A fascinating account of the influence of Samuel Johnson on the great Irish playwright Samuel Beckett captured an attentive audience for the 2005 Fleeman Lecture on September 17, delivered by Professor Chris Ackerley, of the University of Otago, New Zealand.
Professor, Ackerley, a specialist in the life and works of Beckett, showed how Beckett’s reading and his personal sense of Johnson’s melancholic hypochondria were into what he called (after Johnson) “the necessity of suffering.”
The lecture was preceded by the presentation of a fragment of an unfinished Beckett play Human Wishes read by JSA members Bronwen Hickman, Meg Probyn, Kate Burridge and Bryan Reid.
The fragment, set in Johnson’s House in Gough Square, depicts Johnson’s miscellany of dependant— Miss Williams (Bronwen Hickman), Mrs Demoulins (Meg Probyn) and Poll Carmichael (Kate Burridge)—in querulous and acrimonious discussion, with a wordless interruption by a drunken Dr Robert Levett (a walk-on part by Bryan Reid).
Professor Ackerley said the reading, the first he had heard performed, had illuminated his understanding the piece.

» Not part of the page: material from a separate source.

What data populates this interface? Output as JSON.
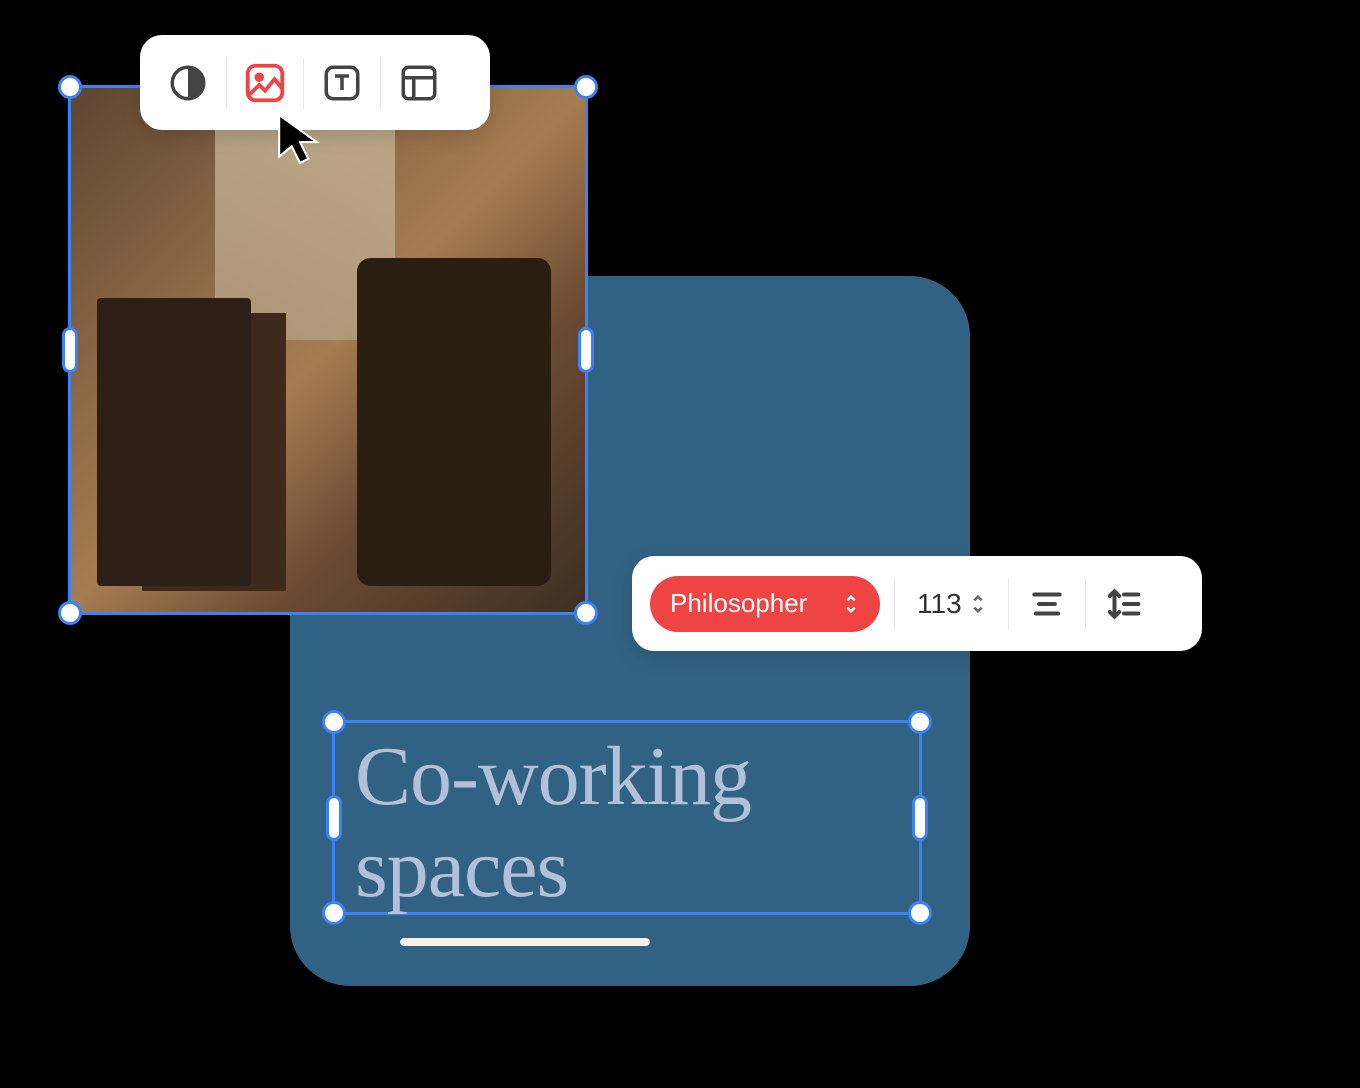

The Fleeman Lecture was preceded by the Annual General Meeting, where President Clive Probyn announced his retirement after his statutory four years’ tenure. Professor John Wiltshire was elected as the new President.